For supper, the pork chop might seem boring when listed beside lollipop lamb chops, duck confit, and filet mignon, but it's one of Waid's specialties. Cut specially for her kitchen, the hefty 14-ounce, bone-in center-cut chop is first brined for 48 hours in a salt and brown sugar bath. Next, it's cooked sous vide for six hours, long enough so the meat must surely be holding on to the bone by sheer will before it's pan-seared in a sage brown-butter sauce and delivered to the table.

You could end with dessert, but have a mule cocktail instead. Under "Specialty Concoctions," the drink's menu description reads, "Moscow made them famous, we make them yours." It's a vestige of Moran's bar days, when she often whipped up daily drink specials and specialty recipes on the spot. Now you can try one of her favorite drinks — one of six recipes served in copper mugs — ranging from the Tropical, made with Deep Eddy peach vodka, to the Mexican, prepared with Sauza tequila.

"Wilton Manors has a lot of places, but nothing like this," Moran says. "We walk that line between funky and modern, but at the end of the day, it's just good-ass food. I'm really proud of what we're doing here."

Thirteen Restaurant & Bar
2390 Wilton Dr., Wilton Manors; 954-566-5950; Open 4 to 10 p.m. Tuesday through Thursday, 4 to 11 p.m. Friday and Saturday, and 11 a.m. to 10 p.m. Sunday.

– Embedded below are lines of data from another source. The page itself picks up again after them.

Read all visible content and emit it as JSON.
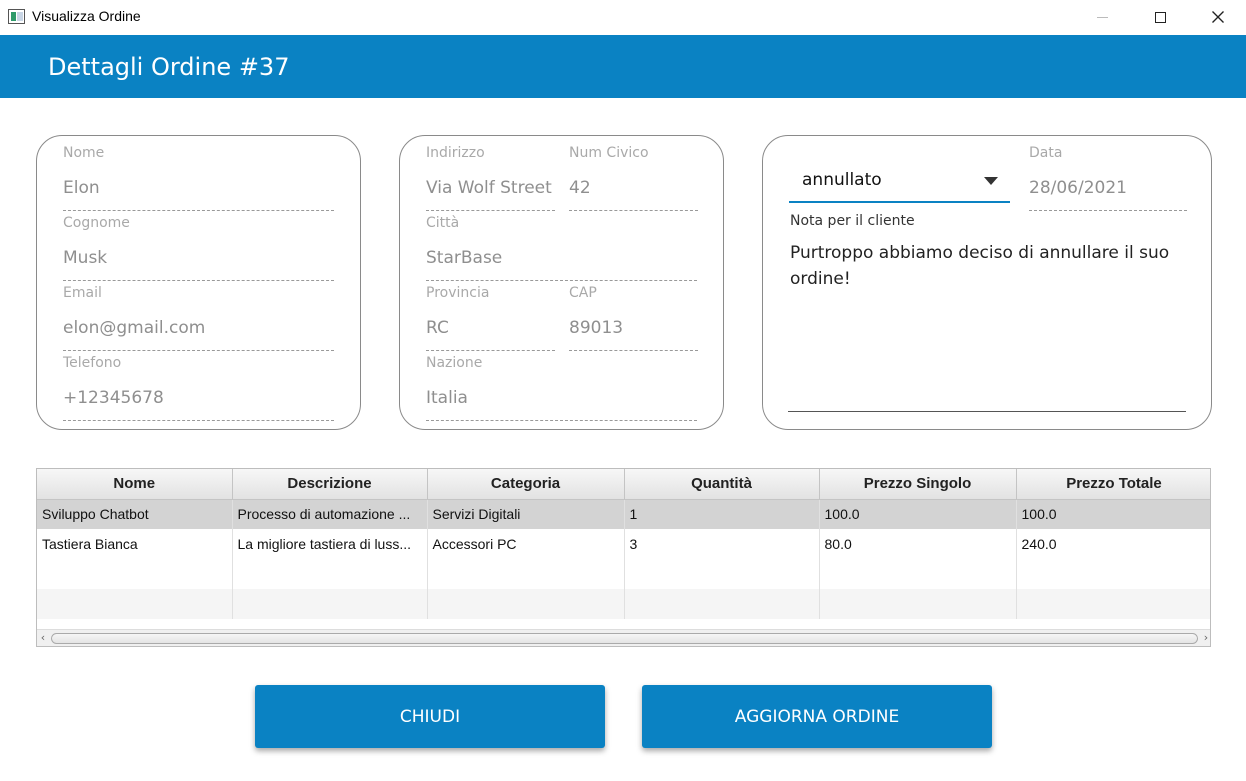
{
  "window": {
    "title": "Visualizza Ordine"
  },
  "header": {
    "title": "Dettagli Ordine #37"
  },
  "customer": {
    "name_label": "Nome",
    "name_value": "Elon",
    "surname_label": "Cognome",
    "surname_value": "Musk",
    "email_label": "Email",
    "email_value": "elon@gmail.com",
    "phone_label": "Telefono",
    "phone_value": "+12345678"
  },
  "address": {
    "street_label": "Indirizzo",
    "street_value": "Via Wolf Street",
    "number_label": "Num Civico",
    "number_value": "42",
    "city_label": "Città",
    "city_value": "StarBase",
    "province_label": "Provincia",
    "province_value": "RC",
    "cap_label": "CAP",
    "cap_value": "89013",
    "country_label": "Nazione",
    "country_value": "Italia"
  },
  "order": {
    "status_value": "annullato",
    "date_label": "Data",
    "date_value": "28/06/2021",
    "note_label": "Nota per il cliente",
    "note_text": "Purtroppo abbiamo deciso di annullare il suo ordine!"
  },
  "table": {
    "columns": [
      "Nome",
      "Descrizione",
      "Categoria",
      "Quantità",
      "Prezzo Singolo",
      "Prezzo Totale"
    ],
    "rows": [
      [
        "Sviluppo Chatbot",
        "Processo di automazione ...",
        "Servizi Digitali",
        "1",
        "100.0",
        "100.0"
      ],
      [
        "Tastiera Bianca",
        "La migliore tastiera di luss...",
        "Accessori PC",
        "3",
        "80.0",
        "240.0"
      ]
    ],
    "selected_row": 0
  },
  "buttons": {
    "close_label": "CHIUDI",
    "update_label": "AGGIORNA ORDINE"
  },
  "colors": {
    "accent": "#0a82c3",
    "selected_row": "#d3d3d3"
  },
  "icons": {
    "app": "app-window-icon",
    "minimize": "minimize-icon",
    "maximize": "maximize-icon",
    "close": "close-icon",
    "dropdown": "chevron-down-icon"
  }
}
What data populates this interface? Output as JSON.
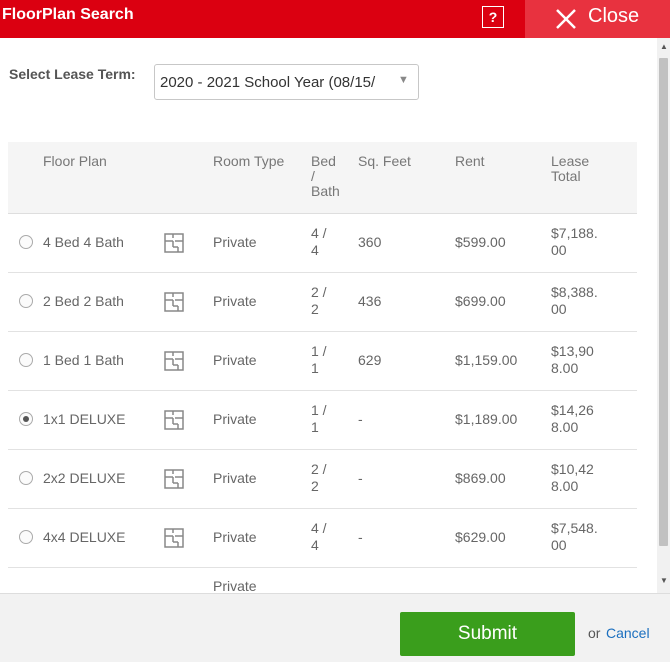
{
  "header": {
    "title": "FloorPlan Search",
    "help_label": "?",
    "close_label": "Close"
  },
  "lease": {
    "label": "Select Lease Term:",
    "selected": "2020 - 2021 School Year (08/15/"
  },
  "table": {
    "columns": {
      "floor_plan": "Floor Plan",
      "room_type": "Room Type",
      "bed_bath_1": "Bed",
      "bed_bath_2": "/",
      "bed_bath_3": "Bath",
      "sq_feet": "Sq. Feet",
      "rent": "Rent",
      "lease_total_1": "Lease",
      "lease_total_2": "Total"
    },
    "rows": [
      {
        "name": "4 Bed 4 Bath",
        "room_type": "Private",
        "bed": "4 /",
        "bath": "4",
        "sqft": "360",
        "rent": "$599.00",
        "total_1": "$7,188.",
        "total_2": "00",
        "selected": false
      },
      {
        "name": "2 Bed 2 Bath",
        "room_type": "Private",
        "bed": "2 /",
        "bath": "2",
        "sqft": "436",
        "rent": "$699.00",
        "total_1": "$8,388.",
        "total_2": "00",
        "selected": false
      },
      {
        "name": "1 Bed 1 Bath",
        "room_type": "Private",
        "bed": "1 /",
        "bath": "1",
        "sqft": "629",
        "rent": "$1,159.00",
        "total_1": "$13,90",
        "total_2": "8.00",
        "selected": false
      },
      {
        "name": "1x1 DELUXE",
        "room_type": "Private",
        "bed": "1 /",
        "bath": "1",
        "sqft": "-",
        "rent": "$1,189.00",
        "total_1": "$14,26",
        "total_2": "8.00",
        "selected": true
      },
      {
        "name": "2x2 DELUXE",
        "room_type": "Private",
        "bed": "2 /",
        "bath": "2",
        "sqft": "-",
        "rent": "$869.00",
        "total_1": "$10,42",
        "total_2": "8.00",
        "selected": false
      },
      {
        "name": "4x4 DELUXE",
        "room_type": "Private",
        "bed": "4 /",
        "bath": "4",
        "sqft": "-",
        "rent": "$629.00",
        "total_1": "$7,548.",
        "total_2": "00",
        "selected": false
      },
      {
        "name": "",
        "room_type": "Private",
        "bed": "",
        "bath": "",
        "sqft": "",
        "rent": "",
        "total_1": "",
        "total_2": "",
        "selected": false
      }
    ]
  },
  "footer": {
    "submit_label": "Submit",
    "or_text": "or",
    "cancel_label": "Cancel"
  },
  "icons": {
    "close": "close-icon",
    "floorplan": "floorplan-icon",
    "scroll_up": "arrow-up-icon",
    "scroll_down": "arrow-down-icon"
  },
  "colors": {
    "header_bg": "#db0011",
    "close_bg": "#e8323f",
    "submit_bg": "#3a9e1c",
    "link": "#1b6fbf"
  }
}
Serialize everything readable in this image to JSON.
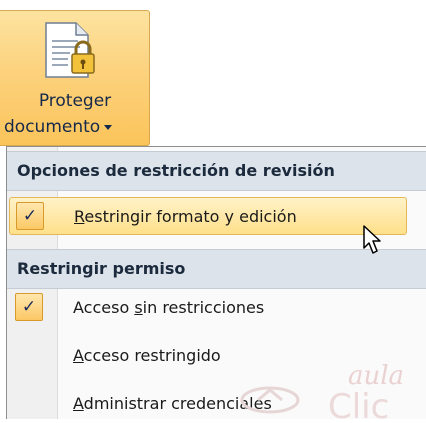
{
  "ribbon_button": {
    "line1": "Proteger",
    "line2": "documento"
  },
  "menu": {
    "section1_header": "Opciones de restricción de revisión",
    "item_restrict_format": {
      "hotkey": "R",
      "rest": "estringir formato y edición",
      "check": "✓"
    },
    "section2_header": "Restringir permiso",
    "item_unrestricted": {
      "pre": "Acceso ",
      "hotkey": "s",
      "rest": "in restricciones",
      "check": "✓"
    },
    "item_restricted": {
      "hotkey": "A",
      "rest": "cceso restringido"
    },
    "item_credentials": {
      "hotkey": "A",
      "rest": "dministrar credenciales"
    }
  },
  "watermark_text": "aula Clic"
}
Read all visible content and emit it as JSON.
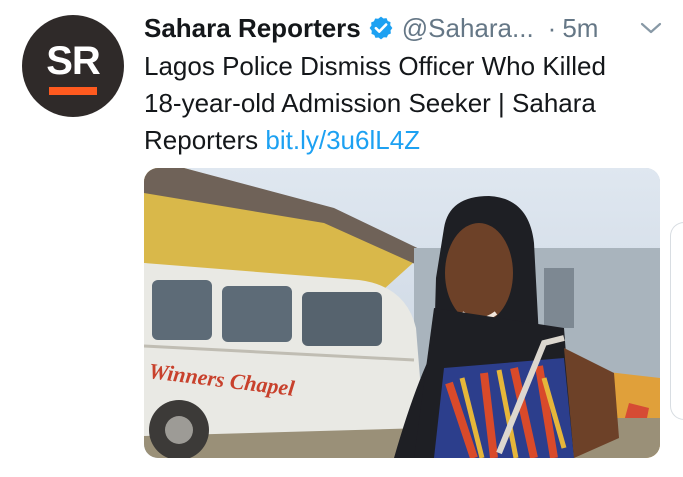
{
  "tweet": {
    "author_name": "Sahara Reporters",
    "avatar_text": "SR",
    "handle": "@Sahara...",
    "separator": "·",
    "time": "5m",
    "text_line1": "Lagos Police Dismiss Officer Who Killed",
    "text_line2": "18-year-old Admission Seeker | Sahara",
    "text_line3": "Reporters",
    "link": "bit.ly/3u6lL4Z",
    "media_bus_text": "Winners Chapel"
  },
  "colors": {
    "brand_orange": "#ff5a1f",
    "verified_blue": "#1da1f2",
    "link_blue": "#1da1f2",
    "text_gray": "#657786"
  },
  "icons": {
    "verified": "verified-badge-icon",
    "chevron": "chevron-down-icon"
  }
}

  • Charred Spanish octopus, $14
  • Scallops, $12
  • Arugula salad, $8.50
  • Vegetarian no-pasta lasagna, $14
  • Pork chop, $21
  • Country fried bacon, $9.50